■ Task objective: Find all the lines in the material below with the word "http", and copy them.

== Data extracts ==

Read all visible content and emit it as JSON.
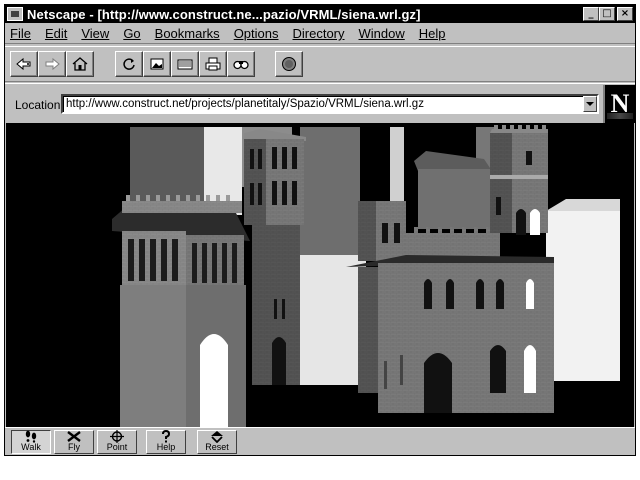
{
  "window": {
    "title": "Netscape - [http://www.construct.ne...pazio/VRML/siena.wrl.gz]",
    "controls": {
      "minimize": "_",
      "maximize": "□",
      "close": "×"
    }
  },
  "menu": [
    {
      "label": "File"
    },
    {
      "label": "Edit"
    },
    {
      "label": "View"
    },
    {
      "label": "Go"
    },
    {
      "label": "Bookmarks"
    },
    {
      "label": "Options"
    },
    {
      "label": "Directory"
    },
    {
      "label": "Window"
    },
    {
      "label": "Help"
    }
  ],
  "toolbar": {
    "icons": [
      "back-icon",
      "forward-icon",
      "home-icon",
      "reload-icon",
      "images-icon",
      "open-icon",
      "print-icon",
      "find-icon",
      "stop-icon"
    ]
  },
  "location": {
    "label": "Location:",
    "url": "http://www.construct.net/projects/planetitaly/Spazio/VRML/siena.wrl.gz"
  },
  "logo": {
    "letter": "N"
  },
  "vrml_nav": [
    {
      "label": "Walk",
      "icon": "walk-icon",
      "active": true
    },
    {
      "label": "Fly",
      "icon": "fly-icon",
      "active": false
    },
    {
      "label": "Point",
      "icon": "point-icon",
      "active": false
    },
    {
      "label": "Help",
      "icon": "help-icon",
      "active": false
    },
    {
      "label": "Reset",
      "icon": "reset-icon",
      "active": false
    }
  ],
  "colors": {
    "window_chrome": "#c0c0c0",
    "title_bar": "#000000",
    "scene_background": "#000000"
  }
}
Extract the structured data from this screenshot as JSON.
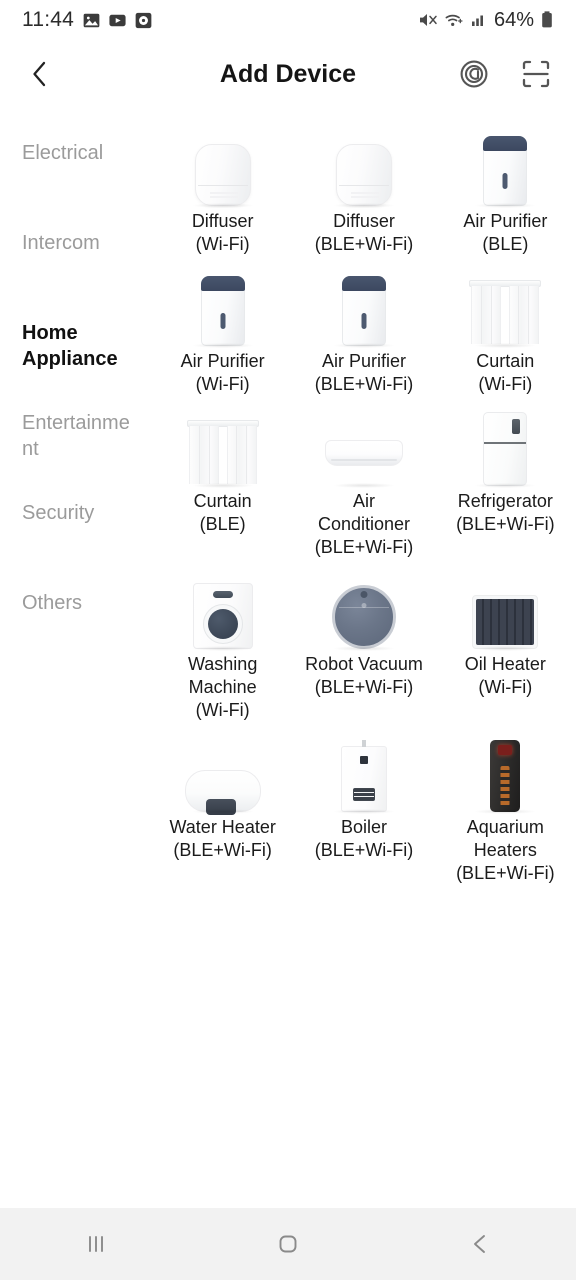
{
  "status_bar": {
    "time": "11:44",
    "battery_percent": "64%",
    "left_icons": [
      "photos-icon",
      "youtube-icon",
      "clock-icon"
    ],
    "right_icons": [
      "mute-icon",
      "wifi-icon",
      "cellular-signal-icon",
      "battery-icon"
    ]
  },
  "app_bar": {
    "title": "Add Device",
    "back_icon": "chevron-left-icon",
    "action_icons": [
      "auto-scan-icon",
      "qr-scan-icon"
    ]
  },
  "sidebar": {
    "items": [
      {
        "label": "Electrical",
        "active": false
      },
      {
        "label": "Intercom",
        "active": false
      },
      {
        "label": "Home Appliance",
        "active": true
      },
      {
        "label": "Entertainment",
        "active": false
      },
      {
        "label": "Security",
        "active": false
      },
      {
        "label": "Others",
        "active": false
      }
    ]
  },
  "devices": [
    {
      "name": "Diffuser",
      "protocol": "(Wi-Fi)",
      "art": "diffuser"
    },
    {
      "name": "Diffuser",
      "protocol": "(BLE+Wi-Fi)",
      "art": "diffuser"
    },
    {
      "name": "Air Purifier",
      "protocol": "(BLE)",
      "art": "purifier"
    },
    {
      "name": "Air Purifier",
      "protocol": "(Wi-Fi)",
      "art": "purifier"
    },
    {
      "name": "Air Purifier",
      "protocol": "(BLE+Wi-Fi)",
      "art": "purifier"
    },
    {
      "name": "Curtain",
      "protocol": "(Wi-Fi)",
      "art": "curtain"
    },
    {
      "name": "Curtain",
      "protocol": "(BLE)",
      "art": "curtain"
    },
    {
      "name": "Air Conditioner",
      "protocol": "(BLE+Wi-Fi)",
      "art": "aircon"
    },
    {
      "name": "Refrigerator",
      "protocol": "(BLE+Wi-Fi)",
      "art": "fridge"
    },
    {
      "name": "Washing Machine",
      "protocol": "(Wi-Fi)",
      "art": "washer"
    },
    {
      "name": "Robot Vacuum",
      "protocol": "(BLE+Wi-Fi)",
      "art": "robot"
    },
    {
      "name": "Oil Heater",
      "protocol": "(Wi-Fi)",
      "art": "oilheater"
    },
    {
      "name": "Water Heater",
      "protocol": "(BLE+Wi-Fi)",
      "art": "waterheater"
    },
    {
      "name": "Boiler",
      "protocol": "(BLE+Wi-Fi)",
      "art": "boiler"
    },
    {
      "name": "Aquarium Heaters",
      "protocol": "(BLE+Wi-Fi)",
      "art": "aqua"
    }
  ],
  "nav_bar": {
    "buttons": [
      "recents-icon",
      "home-icon",
      "back-icon"
    ]
  },
  "colors": {
    "text_primary": "#151515",
    "text_muted": "#9b9b9b",
    "background": "#ffffff",
    "nav_background": "#f2f2f2",
    "device_accent": "#3c4860"
  }
}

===

■ Solved exercise:
    "title": "Netscape - [http://www.construct.ne...pazio/VRML/siena.wrl.gz]",
    "url": "http://www.construct.net/projects/planetitaly/Spazio/VRML/siena.wrl.gz"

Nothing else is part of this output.